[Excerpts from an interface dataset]
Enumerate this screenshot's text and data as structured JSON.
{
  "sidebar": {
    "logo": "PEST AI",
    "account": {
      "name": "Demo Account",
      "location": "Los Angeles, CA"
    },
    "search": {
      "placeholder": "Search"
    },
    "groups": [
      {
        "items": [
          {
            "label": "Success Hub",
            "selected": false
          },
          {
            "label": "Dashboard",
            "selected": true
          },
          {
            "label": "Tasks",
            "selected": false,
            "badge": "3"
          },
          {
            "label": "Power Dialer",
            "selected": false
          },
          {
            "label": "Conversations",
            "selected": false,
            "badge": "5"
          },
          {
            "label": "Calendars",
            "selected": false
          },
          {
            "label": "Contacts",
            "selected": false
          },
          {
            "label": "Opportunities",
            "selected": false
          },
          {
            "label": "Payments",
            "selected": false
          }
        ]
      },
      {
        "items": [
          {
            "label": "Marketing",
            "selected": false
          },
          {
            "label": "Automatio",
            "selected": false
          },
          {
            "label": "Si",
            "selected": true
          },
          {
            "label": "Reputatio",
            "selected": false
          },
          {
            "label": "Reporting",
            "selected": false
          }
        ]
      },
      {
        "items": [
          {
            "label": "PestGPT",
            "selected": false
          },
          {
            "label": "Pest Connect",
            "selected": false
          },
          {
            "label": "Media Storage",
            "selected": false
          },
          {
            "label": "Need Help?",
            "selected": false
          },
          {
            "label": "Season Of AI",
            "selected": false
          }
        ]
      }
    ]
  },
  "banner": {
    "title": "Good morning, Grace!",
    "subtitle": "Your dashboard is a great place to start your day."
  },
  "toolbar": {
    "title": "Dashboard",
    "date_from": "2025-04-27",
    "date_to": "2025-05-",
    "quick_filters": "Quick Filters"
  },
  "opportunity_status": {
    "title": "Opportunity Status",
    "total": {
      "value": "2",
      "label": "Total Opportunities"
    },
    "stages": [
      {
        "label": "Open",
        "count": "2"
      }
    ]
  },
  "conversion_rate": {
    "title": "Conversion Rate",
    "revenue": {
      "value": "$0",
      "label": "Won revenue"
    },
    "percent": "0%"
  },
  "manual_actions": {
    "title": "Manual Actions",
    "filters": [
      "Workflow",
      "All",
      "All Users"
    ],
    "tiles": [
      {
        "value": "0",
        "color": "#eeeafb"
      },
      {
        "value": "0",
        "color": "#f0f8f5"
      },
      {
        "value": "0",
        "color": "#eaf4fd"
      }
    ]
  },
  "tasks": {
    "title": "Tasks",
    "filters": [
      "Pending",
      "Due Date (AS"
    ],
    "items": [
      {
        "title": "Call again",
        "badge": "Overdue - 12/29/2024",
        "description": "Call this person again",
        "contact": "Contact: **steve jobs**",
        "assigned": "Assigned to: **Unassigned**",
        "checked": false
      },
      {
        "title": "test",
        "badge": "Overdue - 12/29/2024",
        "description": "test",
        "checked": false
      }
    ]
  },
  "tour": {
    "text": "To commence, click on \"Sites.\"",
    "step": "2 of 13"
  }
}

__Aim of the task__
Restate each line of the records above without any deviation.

__Task output__
Enumerate this screenshot's text and data as structured JSON.
{
  "sidebar": {
    "logo": "PEST AI",
    "account": {
      "name": "Demo Account",
      "location": "Los Angeles, CA"
    },
    "search": {
      "placeholder": "Search"
    },
    "groups": [
      {
        "items": [
          {
            "label": "Success Hub",
            "selected": false
          },
          {
            "label": "Dashboard",
            "selected": true
          },
          {
            "label": "Tasks",
            "selected": false,
            "badge": "3"
          },
          {
            "label": "Power Dialer",
            "selected": false
          },
          {
            "label": "Conversations",
            "selected": false,
            "badge": "5"
          },
          {
            "label": "Calendars",
            "selected": false
          },
          {
            "label": "Contacts",
            "selected": false
          },
          {
            "label": "Opportunities",
            "selected": false
          },
          {
            "label": "Payments",
            "selected": false
          }
        ]
      },
      {
        "items": [
          {
            "label": "Marketing",
            "selected": false
          },
          {
            "label": "Automatio",
            "selected": false
          },
          {
            "label": "Si",
            "selected": true
          },
          {
            "label": "Reputatio",
            "selected": false
          },
          {
            "label": "Reporting",
            "selected": false
          }
        ]
      },
      {
        "items": [
          {
            "label": "PestGPT",
            "selected": false
          },
          {
            "label": "Pest Connect",
            "selected": false
          },
          {
            "label": "Media Storage",
            "selected": false
          },
          {
            "label": "Need Help?",
            "selected": false
          },
          {
            "label": "Season Of AI",
            "selected": false
          }
        ]
      }
    ]
  },
  "banner": {
    "title": "Good morning, Grace!",
    "subtitle": "Your dashboard is a great place to start your day."
  },
  "toolbar": {
    "title": "Dashboard",
    "date_from": "2025-04-27",
    "date_to": "2025-05-",
    "quick_filters": "Quick Filters"
  },
  "opportunity_status": {
    "title": "Opportunity Status",
    "total": {
      "value": "2",
      "label": "Total Opportunities"
    },
    "stages": [
      {
        "label": "Open",
        "count": "2"
      }
    ]
  },
  "conversion_rate": {
    "title": "Conversion Rate",
    "revenue": {
      "value": "$0",
      "label": "Won revenue"
    },
    "percent": "0%"
  },
  "manual_actions": {
    "title": "Manual Actions",
    "filters": [
      "Workflow",
      "All",
      "All Users"
    ],
    "tiles": [
      {
        "value": "0",
        "color": "#eeeafb"
      },
      {
        "value": "0",
        "color": "#f0f8f5"
      },
      {
        "value": "0",
        "color": "#eaf4fd"
      }
    ]
  },
  "tasks": {
    "title": "Tasks",
    "filters": [
      "Pending",
      "Due Date (AS"
    ],
    "items": [
      {
        "title": "Call again",
        "badge": "Overdue - 12/29/2024",
        "description": "Call this person again",
        "contact": "Contact: **steve jobs**",
        "assigned": "Assigned to: **Unassigned**",
        "checked": false
      },
      {
        "title": "test",
        "badge": "Overdue - 12/29/2024",
        "description": "test",
        "checked": false
      }
    ]
  },
  "tour": {
    "text": "To commence, click on \"Sites.\"",
    "step": "2 of 13"
  }
}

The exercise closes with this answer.